In what turned out to be a serendipitous spinoff from my post last week – A 100-Year Life in a Blue Zone – I elected to take a day to clean out my office. I refiled my library of articles, reports and books related to a multitude of topics under the theme of aging and longevity, while preserving a history of material on career and talent development. This culling exercise may seem like a reminder that we are still on a slow march towards the paperless society that we know is coming.
Yet this activity had its merits, both therapeutic in the clear out, keeping the paper shredding business alive, and finding hidden treasures of knowledge, insights and remainders from courses and conferences in the layers of accumulated paper. And so it goes that I found the slide deck from a presentation by William Bridges that I attended in Chicago in 2004; the title as it happens was Finding Your Own Way.
Referencing William Bridges, as I did last week, came before this discovery and it surprised me that I had somehow forgotten about that session in Chicago. But in a flip through the pages it all came back to me, not just through reading the text in the slides but in my hand written notes of some of the notable verbal comments Bridges shared in his discussion, at the end of which in his slow reflective wording, you could hear a pin drop.
William Bridges, best known for his life model as outlined in Transitions: Making Sense of Life’s Changes (1980), presented a wonderful clear process of transition, which still holds up today – where we experience endings, move through a neutral zone and into new beginnings. This process occurs repeatedly throughout our life course and in the 2016 context of The 100-Year Life that Gratton and Scott discuss, there is a fourth dimension of “re-creation.”

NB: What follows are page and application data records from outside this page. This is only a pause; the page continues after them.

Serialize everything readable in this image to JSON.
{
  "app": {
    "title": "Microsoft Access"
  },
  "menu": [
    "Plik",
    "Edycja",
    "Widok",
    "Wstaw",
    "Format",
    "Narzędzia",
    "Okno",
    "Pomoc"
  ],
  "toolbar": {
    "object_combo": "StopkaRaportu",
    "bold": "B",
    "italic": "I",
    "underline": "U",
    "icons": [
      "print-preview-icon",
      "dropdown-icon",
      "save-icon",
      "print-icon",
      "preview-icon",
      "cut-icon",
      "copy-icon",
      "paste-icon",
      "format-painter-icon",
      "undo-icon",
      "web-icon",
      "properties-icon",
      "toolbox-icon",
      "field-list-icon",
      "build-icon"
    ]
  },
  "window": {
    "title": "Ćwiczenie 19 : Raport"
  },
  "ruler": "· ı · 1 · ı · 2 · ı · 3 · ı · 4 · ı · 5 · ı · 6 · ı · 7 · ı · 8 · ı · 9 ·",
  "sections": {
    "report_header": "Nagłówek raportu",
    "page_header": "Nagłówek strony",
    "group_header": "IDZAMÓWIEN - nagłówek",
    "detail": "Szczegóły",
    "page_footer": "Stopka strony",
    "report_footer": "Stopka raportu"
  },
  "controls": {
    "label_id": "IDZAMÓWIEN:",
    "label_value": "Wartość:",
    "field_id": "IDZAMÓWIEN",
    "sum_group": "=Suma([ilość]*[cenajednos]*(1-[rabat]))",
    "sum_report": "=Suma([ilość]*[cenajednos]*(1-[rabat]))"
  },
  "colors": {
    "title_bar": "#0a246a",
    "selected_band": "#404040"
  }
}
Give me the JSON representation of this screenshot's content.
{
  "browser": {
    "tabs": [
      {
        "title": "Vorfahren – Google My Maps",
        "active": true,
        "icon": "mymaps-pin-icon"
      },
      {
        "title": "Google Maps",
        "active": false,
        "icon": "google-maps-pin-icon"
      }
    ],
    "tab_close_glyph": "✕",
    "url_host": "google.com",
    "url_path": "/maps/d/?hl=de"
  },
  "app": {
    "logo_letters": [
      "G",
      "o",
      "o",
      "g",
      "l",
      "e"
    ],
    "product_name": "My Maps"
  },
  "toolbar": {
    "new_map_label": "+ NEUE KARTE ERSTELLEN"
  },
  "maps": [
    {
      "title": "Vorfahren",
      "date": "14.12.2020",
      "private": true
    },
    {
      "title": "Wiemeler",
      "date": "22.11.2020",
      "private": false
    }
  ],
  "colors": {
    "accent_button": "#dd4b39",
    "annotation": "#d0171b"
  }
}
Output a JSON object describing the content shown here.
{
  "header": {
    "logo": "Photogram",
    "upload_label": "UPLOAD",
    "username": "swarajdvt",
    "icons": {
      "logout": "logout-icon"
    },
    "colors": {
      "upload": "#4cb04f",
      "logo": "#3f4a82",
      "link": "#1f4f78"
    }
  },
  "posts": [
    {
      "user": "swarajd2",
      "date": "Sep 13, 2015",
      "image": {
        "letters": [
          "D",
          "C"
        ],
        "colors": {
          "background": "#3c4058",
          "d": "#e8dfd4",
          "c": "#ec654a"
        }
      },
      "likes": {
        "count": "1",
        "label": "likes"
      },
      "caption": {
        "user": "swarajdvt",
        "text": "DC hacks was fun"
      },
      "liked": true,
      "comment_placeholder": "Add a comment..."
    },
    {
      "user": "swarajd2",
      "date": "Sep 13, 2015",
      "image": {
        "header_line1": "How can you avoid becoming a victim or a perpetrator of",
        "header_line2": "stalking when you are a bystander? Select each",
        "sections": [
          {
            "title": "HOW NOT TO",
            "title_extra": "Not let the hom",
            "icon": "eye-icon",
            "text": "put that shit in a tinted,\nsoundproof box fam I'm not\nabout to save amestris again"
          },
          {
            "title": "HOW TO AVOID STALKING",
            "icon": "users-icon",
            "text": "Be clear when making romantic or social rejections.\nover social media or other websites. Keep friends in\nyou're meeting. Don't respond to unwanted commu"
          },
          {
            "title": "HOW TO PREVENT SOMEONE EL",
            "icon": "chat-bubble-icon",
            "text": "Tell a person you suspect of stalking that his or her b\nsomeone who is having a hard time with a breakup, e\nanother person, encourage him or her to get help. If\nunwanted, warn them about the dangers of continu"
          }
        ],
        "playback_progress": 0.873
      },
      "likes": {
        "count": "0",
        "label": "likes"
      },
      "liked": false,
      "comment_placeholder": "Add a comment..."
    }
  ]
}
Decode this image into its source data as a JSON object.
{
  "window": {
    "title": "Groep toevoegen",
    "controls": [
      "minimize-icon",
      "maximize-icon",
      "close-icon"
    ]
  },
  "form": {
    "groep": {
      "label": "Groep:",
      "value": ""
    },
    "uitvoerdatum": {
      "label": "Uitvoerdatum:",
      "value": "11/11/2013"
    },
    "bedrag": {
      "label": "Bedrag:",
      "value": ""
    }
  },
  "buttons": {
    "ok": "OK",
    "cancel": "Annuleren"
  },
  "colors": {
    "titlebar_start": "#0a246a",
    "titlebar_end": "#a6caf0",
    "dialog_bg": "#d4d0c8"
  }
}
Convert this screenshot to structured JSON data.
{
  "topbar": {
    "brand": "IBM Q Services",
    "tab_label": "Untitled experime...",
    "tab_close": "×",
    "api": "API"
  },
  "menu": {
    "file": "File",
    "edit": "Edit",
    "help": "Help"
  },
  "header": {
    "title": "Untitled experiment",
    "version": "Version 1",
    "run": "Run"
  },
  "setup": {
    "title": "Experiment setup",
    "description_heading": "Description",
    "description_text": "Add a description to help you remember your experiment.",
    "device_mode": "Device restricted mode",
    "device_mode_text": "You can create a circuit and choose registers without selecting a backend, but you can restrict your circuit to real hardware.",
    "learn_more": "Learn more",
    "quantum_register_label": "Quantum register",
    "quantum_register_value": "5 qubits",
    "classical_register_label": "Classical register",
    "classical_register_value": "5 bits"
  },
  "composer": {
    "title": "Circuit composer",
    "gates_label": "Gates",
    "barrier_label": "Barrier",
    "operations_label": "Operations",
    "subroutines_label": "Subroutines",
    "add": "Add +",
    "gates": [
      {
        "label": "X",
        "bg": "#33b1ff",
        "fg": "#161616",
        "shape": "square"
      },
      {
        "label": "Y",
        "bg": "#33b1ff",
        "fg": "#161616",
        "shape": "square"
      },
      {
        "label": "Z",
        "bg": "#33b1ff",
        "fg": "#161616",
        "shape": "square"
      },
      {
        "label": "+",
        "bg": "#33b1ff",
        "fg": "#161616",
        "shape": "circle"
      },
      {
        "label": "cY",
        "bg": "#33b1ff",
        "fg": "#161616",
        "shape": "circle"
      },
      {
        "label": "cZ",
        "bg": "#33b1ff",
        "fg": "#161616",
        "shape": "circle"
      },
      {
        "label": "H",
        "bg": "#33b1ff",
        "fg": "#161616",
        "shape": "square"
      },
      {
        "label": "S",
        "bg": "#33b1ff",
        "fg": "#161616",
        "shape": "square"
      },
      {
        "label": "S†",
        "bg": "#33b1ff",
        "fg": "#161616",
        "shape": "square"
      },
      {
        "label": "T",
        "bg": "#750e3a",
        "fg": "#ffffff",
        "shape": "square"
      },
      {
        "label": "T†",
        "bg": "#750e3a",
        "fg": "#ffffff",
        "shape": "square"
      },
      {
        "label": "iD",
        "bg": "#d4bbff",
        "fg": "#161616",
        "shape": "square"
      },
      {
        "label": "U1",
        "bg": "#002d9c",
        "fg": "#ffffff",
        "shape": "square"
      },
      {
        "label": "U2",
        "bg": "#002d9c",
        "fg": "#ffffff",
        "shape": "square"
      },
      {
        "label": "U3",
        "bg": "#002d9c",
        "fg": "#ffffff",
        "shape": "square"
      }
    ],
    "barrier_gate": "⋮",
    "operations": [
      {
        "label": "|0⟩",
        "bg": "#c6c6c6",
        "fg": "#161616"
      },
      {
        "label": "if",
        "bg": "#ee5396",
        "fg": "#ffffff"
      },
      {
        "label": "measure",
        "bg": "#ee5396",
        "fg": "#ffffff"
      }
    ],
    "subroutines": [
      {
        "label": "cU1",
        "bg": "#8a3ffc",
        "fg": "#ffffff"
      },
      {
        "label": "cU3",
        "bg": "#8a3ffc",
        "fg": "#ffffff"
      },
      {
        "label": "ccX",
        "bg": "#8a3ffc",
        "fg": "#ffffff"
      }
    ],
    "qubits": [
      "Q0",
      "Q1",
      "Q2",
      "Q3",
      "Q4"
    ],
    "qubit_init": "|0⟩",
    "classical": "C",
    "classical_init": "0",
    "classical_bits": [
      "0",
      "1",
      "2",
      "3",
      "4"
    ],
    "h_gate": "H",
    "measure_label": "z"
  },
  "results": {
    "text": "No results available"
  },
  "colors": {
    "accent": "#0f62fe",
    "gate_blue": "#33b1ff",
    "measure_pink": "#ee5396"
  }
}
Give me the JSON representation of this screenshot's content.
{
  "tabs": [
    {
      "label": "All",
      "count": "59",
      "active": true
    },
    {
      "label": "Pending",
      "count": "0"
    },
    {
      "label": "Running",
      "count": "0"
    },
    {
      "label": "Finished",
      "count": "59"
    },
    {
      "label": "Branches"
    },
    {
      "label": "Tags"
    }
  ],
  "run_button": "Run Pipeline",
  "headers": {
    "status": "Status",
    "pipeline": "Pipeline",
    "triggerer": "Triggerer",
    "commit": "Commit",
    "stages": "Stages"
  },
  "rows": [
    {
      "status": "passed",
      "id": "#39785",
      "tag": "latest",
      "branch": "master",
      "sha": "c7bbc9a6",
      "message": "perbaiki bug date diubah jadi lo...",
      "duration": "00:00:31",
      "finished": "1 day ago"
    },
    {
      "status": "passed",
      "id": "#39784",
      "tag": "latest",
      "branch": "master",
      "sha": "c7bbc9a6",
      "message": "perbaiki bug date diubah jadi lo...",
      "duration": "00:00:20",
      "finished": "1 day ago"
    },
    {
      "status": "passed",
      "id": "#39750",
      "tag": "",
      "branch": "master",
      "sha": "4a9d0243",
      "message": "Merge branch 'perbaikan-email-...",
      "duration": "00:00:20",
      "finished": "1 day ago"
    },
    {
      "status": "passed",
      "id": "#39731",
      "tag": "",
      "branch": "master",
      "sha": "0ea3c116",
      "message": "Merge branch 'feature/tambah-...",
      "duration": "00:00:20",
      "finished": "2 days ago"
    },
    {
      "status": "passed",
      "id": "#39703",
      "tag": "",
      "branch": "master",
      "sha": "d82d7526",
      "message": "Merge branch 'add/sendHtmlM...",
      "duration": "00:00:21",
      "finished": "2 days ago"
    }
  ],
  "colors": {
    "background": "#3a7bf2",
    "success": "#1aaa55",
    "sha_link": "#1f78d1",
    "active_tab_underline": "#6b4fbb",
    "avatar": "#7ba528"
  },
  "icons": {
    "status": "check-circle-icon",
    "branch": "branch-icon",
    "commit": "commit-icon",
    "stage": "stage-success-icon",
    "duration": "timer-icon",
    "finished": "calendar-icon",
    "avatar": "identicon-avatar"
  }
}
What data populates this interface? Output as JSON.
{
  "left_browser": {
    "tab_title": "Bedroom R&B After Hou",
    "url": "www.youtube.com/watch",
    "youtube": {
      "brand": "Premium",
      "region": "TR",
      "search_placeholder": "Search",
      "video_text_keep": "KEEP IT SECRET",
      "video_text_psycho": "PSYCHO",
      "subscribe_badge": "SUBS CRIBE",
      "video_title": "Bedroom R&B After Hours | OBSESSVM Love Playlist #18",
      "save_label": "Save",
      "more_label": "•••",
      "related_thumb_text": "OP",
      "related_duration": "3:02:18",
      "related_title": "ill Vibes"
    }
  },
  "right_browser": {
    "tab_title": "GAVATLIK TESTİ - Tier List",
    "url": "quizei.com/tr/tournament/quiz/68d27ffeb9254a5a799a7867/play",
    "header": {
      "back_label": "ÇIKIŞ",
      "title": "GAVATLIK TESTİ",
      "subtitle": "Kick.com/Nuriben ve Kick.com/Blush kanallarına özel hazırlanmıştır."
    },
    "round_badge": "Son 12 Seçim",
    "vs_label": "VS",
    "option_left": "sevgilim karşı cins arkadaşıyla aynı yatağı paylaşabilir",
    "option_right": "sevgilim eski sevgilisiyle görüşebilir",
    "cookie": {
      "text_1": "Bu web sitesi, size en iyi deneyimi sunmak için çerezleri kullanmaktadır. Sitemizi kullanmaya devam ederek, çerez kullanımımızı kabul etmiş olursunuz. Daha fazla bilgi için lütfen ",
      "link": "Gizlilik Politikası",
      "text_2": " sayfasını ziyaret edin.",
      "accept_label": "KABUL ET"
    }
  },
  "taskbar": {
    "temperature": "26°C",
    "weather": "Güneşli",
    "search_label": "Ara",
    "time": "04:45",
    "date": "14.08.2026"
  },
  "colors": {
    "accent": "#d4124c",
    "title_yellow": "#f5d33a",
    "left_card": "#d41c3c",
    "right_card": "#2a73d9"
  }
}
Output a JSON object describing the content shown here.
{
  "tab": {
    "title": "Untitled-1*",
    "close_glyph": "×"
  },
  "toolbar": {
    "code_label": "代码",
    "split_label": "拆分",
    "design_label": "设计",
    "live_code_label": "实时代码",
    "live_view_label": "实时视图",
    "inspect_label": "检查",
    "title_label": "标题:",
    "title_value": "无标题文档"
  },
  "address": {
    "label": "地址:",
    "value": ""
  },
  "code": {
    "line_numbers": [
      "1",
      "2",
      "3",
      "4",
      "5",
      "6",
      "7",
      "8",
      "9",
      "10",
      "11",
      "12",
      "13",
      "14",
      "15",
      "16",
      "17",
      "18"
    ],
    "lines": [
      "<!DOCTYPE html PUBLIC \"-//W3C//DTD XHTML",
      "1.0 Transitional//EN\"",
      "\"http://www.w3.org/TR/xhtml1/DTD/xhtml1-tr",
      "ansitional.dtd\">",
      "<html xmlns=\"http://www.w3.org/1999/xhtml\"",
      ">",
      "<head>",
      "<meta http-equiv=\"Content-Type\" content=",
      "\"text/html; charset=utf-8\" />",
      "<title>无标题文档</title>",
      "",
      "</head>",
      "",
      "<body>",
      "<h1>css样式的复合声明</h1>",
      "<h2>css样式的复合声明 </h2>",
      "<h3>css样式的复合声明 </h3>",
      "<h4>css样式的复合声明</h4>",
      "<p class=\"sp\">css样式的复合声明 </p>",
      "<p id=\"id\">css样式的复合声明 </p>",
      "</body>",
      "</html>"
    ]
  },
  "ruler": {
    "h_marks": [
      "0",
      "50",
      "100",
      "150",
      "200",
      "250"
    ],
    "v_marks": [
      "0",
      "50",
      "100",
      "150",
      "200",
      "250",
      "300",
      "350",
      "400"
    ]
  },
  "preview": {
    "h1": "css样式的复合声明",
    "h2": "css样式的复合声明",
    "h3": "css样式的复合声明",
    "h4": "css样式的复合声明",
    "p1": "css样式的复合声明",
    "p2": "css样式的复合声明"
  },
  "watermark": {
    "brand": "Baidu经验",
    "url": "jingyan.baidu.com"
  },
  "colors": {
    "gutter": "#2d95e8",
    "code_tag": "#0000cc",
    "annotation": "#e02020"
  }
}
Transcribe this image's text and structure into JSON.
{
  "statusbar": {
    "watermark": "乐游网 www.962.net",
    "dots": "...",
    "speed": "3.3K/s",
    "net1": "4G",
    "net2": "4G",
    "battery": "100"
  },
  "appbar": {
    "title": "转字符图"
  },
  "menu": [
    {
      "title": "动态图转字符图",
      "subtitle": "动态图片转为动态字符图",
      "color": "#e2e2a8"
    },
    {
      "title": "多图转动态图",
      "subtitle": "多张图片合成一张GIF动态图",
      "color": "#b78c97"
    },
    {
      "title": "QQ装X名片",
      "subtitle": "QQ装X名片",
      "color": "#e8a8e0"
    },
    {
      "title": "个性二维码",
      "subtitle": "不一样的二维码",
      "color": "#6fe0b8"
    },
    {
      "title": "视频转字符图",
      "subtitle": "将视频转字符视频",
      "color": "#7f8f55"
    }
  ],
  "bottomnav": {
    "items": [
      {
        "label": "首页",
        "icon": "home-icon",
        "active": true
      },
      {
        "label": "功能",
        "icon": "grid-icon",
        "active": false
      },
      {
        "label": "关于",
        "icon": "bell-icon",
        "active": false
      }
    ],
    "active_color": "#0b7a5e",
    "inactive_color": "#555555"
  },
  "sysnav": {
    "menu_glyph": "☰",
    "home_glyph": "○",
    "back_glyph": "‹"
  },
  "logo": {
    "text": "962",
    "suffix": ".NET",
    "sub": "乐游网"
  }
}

Later life, what happens when you ripen?
Back to the buried treasure, what was Bridges saying in Chicago some twenty-five years after his book was published? He was 71 at the time, and I now reflect upon reading my notes, that he was remarking a fair amount about life’s journey from his vantage point in later life, with what I will now call approaching transitions with a thoughtful fortuity.
Paraphrasing his words, at one point Bridges said that – the way the world works, for people in later life who don’t find the meaningful place for loss, they are up a creek. He was on the topic of Tao philosophy at the time and then musingly said that the second half of life is about ripening, but some forces that contribute to ripening also contribute to rotting. Oh, what can happen in the neutral zones in later life? Flying the trapeze between the past and uncertainty.
Of the many things the neutral zone does for us, said Bridges: it provides a fallow time (ripen or rot) to enable a new season of growth; it shows the back of our life fabric, like the messy threads on the back of a tapestry. Bridges spoke about being ‘on the thread” of your life, which presupposes you have a keen sense of what your thread is, or as I often use the metaphor of “the river that runs through your life’.
We have been for a decade and longer, in a time when so many people have been transfixed on the question of how we are going to, individually and collectively, manage the prospects and uncertainty of aging and a longevity society. My refiled library proves it. The uplift from William Bridges, who passed away in 2013 by the way, is his insight that “uncertainty is a fluid state that allows for openings”.
This was the thing as I moved though the slides; this masterful presentation had ripened more today after twelve years in the vault. The promise of longevity is an opening. It was meant to be that I elected to take a day to clean out my office.